The process of creating this birdhouse began by making oversized brick patterned panels for the front, back and sides of the building. I used exterior MDF, but any clear wood will work since everything will be painted. One decision that I made up front was that the brickwork would be cut with an 1/8” downcut bit. An 1/8” downcut bit cuts cleanly and quickly without producing a lot of “fuzz”, and sanding thousands of miniature bricks was never part of the plan. The most efficient way to cut the mortar lines is to have the bit follow a single line as a profile cut rather that to pocket cut in between two lines. This cuts the run time in half. Keep the depth of cut at no more than 1/16” deep because you will need to paint those mortar lines later and the deeper you cut the more difficult it is to paint - trust me on this!
The next step is to layout the doors and windows. These features will add great depth and interest to your project and define the character of the building. When positioning doors and windows make sure they begin and end on whole bricks and not on mortar joints. You may need to work with width and height of the windows to get things to work out just right. The birdhouse windows are not cut all the way through the side stock, so a series of pocket cuts define the overall shape, the window frame, and the glass panes. If your design calls for windows that pierce the sides, consider cutting the frames from a separate material such as plywood or plastic that can support the delicate structure that divides the glass panes. Add clear glazing if you like.
Details such as corbels, lintels and railings add character to a building making it come alive but remember that too much detail can often be visually overwhelming and can get lost on a miniature structure. Focus on the large details that define the character of the building. To ensure strength and longevity make the detail parts oversized and simplify them.
I find painting miniature building as much fun as building them. The painting process used on the birdhouse is the same as for any masonry background. Begin by using 2-3 base colors to create an appearance that is slightly mottled.
Next, pick out individual bricks, stones or boards with paint that will make them stand out individually or in groups. Try to be random in the effect for most areas. In preparation for adding the mortar color, seal the surface with a clear coat.
The mortar color is flooded on, the excess removed and then the top surface is wiped clean. Go back and add a little more color or pick out a few more bricks if you'd like. Paint the wood trim and details, and finally, protect your work with several coats of a clear finish.
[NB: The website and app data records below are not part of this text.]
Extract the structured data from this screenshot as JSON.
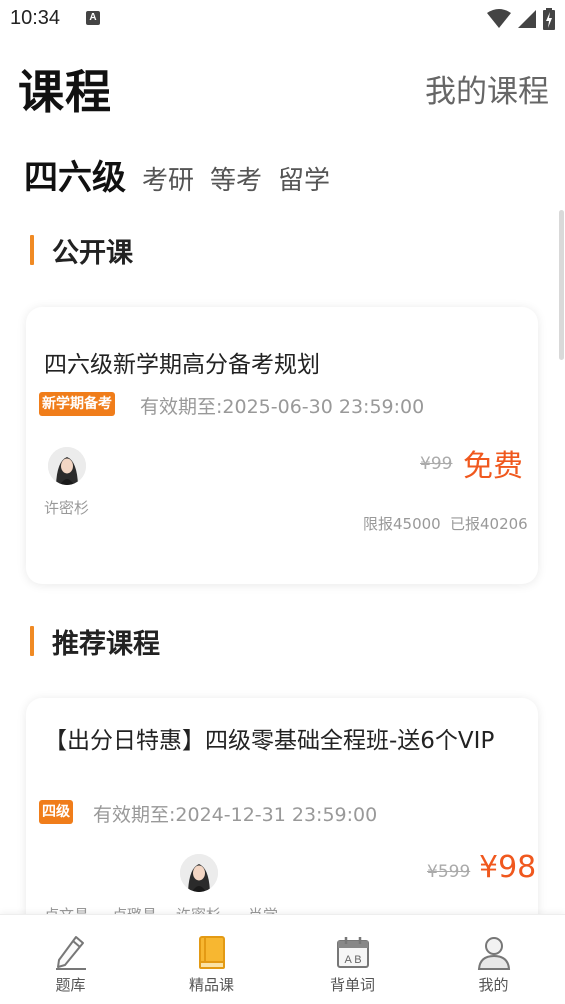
{
  "status_bar": {
    "time": "10:34",
    "notification_icon": "A"
  },
  "header": {
    "title": "课程",
    "my_courses_label": "我的课程"
  },
  "tabs": [
    {
      "label": "四六级",
      "active": true
    },
    {
      "label": "考研",
      "active": false
    },
    {
      "label": "等考",
      "active": false
    },
    {
      "label": "留学",
      "active": false
    }
  ],
  "sections": {
    "public": {
      "title": "公开课",
      "course": {
        "title": "四六级新学期高分备考规划",
        "tag": "新学期备考",
        "validity": "有效期至:2025-06-30 23:59:00",
        "teacher": "许密杉",
        "original_price": "¥99",
        "price": "免费",
        "quota_limit": "限报45000",
        "quota_enrolled": "已报40206"
      }
    },
    "recommended": {
      "title": "推荐课程",
      "course": {
        "title": "【出分日特惠】四级零基础全程班-送6个VIP",
        "tag": "四级",
        "validity": "有效期至:2024-12-31 23:59:00",
        "teacher_names_partial": [
          "卢文昌",
          "卢璐昌",
          "许密杉",
          "肖学"
        ],
        "original_price": "¥599",
        "price": "¥98"
      }
    }
  },
  "bottom_nav": [
    {
      "label": "题库",
      "icon": "pencil-icon",
      "active": false
    },
    {
      "label": "精品课",
      "icon": "book-icon",
      "active": true
    },
    {
      "label": "背单词",
      "icon": "calendar-ab-icon",
      "active": false
    },
    {
      "label": "我的",
      "icon": "person-icon",
      "active": false
    }
  ],
  "colors": {
    "accent": "#f08a24",
    "price": "#f0581e",
    "tag": "#f07d1a",
    "active_nav_icon": "#f5a623"
  }
}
Now that the brick apartment birdhouse is done it is time to start on a factory, an office building and then City Hall!